Lebanon has resumed "interactions" with the International Monetary Fund with a view to agreeing a recovery program that can harness international support, the government said on Monday.
Lebanon is also fully committed to a transparent and equitable debt restructuring process and welcomes bondholder interest in taking part in the process, the finance ministry said in a statement.
"The government reiterates its commitment to a fair and comprehensive solution for all creditors and will engage ... in good faith discussions with all its creditors as early as practicable," it said.
Lebanon has been in deep financial crisis since late 2019, since then the currency has lost some 90 percent of its value, poverty has soared, and the banking system has been paralysed.
Beirut defaulted on its sovereign debt in March 2020, saying it needed the foreign currency reserves to meet basic needs.
There was no immediate comment from the IMF, which has previously said it has had courtesy calls with members of Prime Minister Najib Mikati's government and stands ready to engage.
An adviser to the Association of Banks in Lebanon who requested anonymity said: "We welcome the government's commitment to good faith negotiations and look forward to engaging".
An IMF program is widely seen as the only way Lebanon can obtain help from foreign donors who want the government to carry out reforms to tackle the root causes of the crisis, including state corruption and waste.
IMF talks broke down last year largely because Lebanon's banking system and politicians couldn't agree with the previous government on the scale of the losses in the financial system.
Agreement in Lebanon on the losses is the starting point for more IMF talks, economists say.
The economy minister has said the banking sector, central bank and other players in the financial system are working to agree on the size of the losses and how they should be distributed.
Lazard, which helped Lebanon draft last year's disputed recovery plan, has been asked to resume its role as adviser in preparation for the resumption of IMF talks.
The previous plan identified a $90 billion hole in the financial system - a figure endorsed by the IMF.
The government has formed an IMF negotiation team led by Deputy Prime Minister Saade Chami and including the ministers finance, economy and trade, and the central bank governor.

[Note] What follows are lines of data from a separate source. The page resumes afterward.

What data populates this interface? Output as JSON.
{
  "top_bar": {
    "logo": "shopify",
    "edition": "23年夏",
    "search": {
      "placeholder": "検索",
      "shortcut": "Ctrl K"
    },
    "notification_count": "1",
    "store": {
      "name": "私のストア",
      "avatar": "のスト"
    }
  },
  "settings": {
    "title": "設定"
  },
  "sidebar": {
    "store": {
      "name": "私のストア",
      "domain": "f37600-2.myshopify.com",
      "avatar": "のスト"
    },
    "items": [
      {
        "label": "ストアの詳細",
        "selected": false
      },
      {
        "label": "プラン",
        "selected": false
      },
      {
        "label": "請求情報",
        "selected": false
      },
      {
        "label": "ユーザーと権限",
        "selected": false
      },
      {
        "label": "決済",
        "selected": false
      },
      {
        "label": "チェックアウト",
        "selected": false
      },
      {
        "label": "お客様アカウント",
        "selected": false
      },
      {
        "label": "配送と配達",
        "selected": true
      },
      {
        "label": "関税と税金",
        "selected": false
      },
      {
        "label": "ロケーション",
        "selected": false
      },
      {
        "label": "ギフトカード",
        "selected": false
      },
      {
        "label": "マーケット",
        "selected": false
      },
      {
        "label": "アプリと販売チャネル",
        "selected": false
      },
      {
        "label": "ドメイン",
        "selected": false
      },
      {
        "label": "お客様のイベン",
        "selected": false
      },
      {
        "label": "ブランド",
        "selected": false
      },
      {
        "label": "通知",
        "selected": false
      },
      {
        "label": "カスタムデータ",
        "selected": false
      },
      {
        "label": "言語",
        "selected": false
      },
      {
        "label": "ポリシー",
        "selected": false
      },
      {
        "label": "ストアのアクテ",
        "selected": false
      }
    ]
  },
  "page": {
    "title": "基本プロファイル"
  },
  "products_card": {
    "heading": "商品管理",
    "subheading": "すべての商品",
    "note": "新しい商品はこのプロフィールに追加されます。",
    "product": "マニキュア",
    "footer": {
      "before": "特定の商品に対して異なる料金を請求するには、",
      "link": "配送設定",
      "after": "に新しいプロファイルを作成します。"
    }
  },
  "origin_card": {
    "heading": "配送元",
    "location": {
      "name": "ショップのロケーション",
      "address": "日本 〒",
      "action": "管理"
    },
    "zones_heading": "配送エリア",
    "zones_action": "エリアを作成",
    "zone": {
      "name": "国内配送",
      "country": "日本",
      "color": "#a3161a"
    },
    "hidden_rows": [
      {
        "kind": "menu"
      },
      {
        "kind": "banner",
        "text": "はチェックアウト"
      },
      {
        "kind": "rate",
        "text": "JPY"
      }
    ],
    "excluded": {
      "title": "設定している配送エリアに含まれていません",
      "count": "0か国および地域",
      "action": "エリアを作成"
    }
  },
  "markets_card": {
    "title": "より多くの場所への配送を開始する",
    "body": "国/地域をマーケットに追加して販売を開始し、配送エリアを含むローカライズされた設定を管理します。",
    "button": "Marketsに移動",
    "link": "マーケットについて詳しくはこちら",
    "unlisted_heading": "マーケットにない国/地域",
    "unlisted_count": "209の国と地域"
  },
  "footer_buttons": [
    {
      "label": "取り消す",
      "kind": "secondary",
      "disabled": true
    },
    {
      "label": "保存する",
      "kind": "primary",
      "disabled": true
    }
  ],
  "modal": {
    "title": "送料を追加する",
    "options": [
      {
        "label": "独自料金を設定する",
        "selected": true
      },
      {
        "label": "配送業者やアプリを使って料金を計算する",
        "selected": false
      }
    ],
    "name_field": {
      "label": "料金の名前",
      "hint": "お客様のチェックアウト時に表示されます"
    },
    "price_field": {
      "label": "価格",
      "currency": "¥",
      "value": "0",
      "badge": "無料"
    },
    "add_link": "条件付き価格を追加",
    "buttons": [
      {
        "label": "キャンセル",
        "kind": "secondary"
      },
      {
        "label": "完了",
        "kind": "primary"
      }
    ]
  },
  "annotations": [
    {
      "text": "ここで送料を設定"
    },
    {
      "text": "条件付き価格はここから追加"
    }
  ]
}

Lebanon's foreign debt holders, including some of the world's biggest investment funds, have urged it to begin debt restructuring talks as soon as possible.